[Dataset records]:
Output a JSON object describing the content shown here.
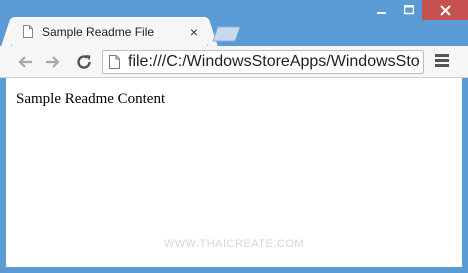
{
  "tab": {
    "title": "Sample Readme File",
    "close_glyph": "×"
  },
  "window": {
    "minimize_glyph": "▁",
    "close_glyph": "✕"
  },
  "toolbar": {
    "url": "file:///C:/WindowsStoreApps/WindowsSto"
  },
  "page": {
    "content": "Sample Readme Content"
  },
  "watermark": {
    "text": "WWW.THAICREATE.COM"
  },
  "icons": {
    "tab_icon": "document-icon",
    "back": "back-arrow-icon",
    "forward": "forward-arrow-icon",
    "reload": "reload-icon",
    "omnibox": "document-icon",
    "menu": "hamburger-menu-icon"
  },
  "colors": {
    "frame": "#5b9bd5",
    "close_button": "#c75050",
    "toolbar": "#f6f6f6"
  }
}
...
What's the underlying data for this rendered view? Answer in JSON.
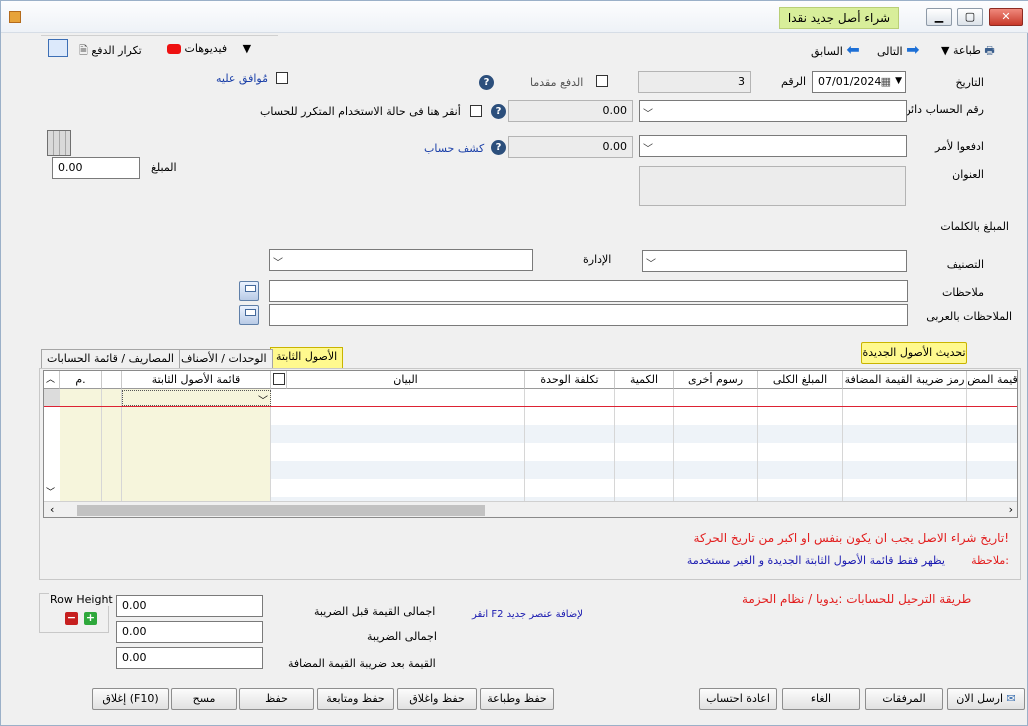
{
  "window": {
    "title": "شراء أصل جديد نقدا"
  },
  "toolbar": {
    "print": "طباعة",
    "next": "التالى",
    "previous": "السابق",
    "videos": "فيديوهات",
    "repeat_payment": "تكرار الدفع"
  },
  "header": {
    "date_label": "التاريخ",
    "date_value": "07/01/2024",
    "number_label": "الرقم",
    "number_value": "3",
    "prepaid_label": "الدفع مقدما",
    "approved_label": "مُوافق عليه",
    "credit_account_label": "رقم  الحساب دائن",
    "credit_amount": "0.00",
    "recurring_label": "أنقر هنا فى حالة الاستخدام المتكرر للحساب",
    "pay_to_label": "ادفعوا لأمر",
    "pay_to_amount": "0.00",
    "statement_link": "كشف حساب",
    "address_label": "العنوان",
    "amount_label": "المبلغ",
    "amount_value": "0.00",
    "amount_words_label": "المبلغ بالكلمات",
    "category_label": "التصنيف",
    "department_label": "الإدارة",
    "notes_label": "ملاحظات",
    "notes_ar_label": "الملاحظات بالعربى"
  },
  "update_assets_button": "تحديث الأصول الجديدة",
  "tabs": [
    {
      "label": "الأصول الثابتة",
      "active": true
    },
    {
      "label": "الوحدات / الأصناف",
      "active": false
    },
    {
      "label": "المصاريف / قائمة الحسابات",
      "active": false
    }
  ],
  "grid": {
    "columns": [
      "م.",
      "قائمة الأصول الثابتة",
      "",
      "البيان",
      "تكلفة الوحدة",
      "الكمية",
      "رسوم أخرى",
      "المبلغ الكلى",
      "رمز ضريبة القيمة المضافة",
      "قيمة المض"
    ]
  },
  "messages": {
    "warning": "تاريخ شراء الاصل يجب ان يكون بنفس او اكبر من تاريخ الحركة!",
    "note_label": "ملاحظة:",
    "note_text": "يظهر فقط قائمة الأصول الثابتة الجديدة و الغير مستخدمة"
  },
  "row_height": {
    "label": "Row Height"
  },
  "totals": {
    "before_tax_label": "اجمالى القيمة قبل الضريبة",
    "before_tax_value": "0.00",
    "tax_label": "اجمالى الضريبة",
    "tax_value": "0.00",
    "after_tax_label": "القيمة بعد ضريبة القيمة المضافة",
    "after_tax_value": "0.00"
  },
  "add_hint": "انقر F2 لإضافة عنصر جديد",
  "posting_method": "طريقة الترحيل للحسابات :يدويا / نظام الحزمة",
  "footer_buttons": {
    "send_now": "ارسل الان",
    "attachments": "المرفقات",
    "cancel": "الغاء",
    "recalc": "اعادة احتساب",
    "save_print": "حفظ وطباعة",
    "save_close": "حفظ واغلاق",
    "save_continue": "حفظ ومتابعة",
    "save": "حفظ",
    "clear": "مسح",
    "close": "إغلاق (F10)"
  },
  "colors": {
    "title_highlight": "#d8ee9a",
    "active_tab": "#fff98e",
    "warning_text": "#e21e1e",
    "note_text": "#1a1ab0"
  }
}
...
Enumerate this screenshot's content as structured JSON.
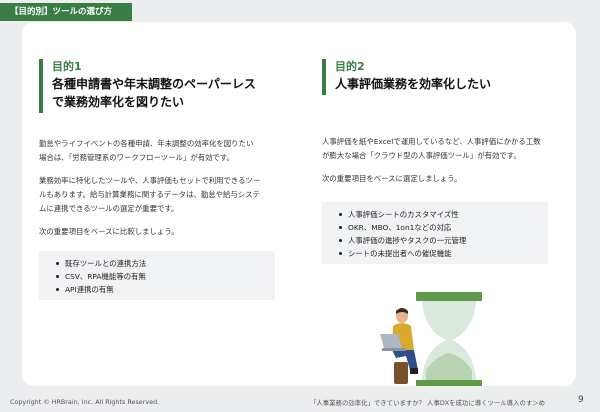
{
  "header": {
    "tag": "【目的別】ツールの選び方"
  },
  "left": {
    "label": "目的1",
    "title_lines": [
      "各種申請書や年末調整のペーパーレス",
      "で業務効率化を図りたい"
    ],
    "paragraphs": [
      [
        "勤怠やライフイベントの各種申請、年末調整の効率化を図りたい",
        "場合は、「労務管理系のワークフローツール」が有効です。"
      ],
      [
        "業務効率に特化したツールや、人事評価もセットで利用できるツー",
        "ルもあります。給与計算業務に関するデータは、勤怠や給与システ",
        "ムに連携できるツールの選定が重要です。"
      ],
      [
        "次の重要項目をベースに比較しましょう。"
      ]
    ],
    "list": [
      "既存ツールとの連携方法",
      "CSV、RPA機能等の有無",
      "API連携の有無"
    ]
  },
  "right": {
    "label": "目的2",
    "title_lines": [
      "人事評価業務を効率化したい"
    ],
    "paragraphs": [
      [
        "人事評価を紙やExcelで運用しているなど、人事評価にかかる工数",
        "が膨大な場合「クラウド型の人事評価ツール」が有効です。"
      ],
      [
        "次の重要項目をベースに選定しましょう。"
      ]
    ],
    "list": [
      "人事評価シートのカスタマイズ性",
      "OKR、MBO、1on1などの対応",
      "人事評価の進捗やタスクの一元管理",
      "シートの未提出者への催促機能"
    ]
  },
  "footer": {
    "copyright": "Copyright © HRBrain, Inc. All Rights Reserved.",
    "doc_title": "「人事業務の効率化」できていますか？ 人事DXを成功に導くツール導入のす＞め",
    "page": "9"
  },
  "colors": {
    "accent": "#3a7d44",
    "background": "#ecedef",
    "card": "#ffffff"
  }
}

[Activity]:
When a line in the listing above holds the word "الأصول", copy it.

[Answer space]:
  "update_assets_button": "تحديث الأصول الجديدة",
      "label": "الأصول الثابتة",
      "قائمة الأصول الثابتة",
    "note_text": "يظهر فقط قائمة الأصول الثابتة الجديدة و الغير مستخدمة"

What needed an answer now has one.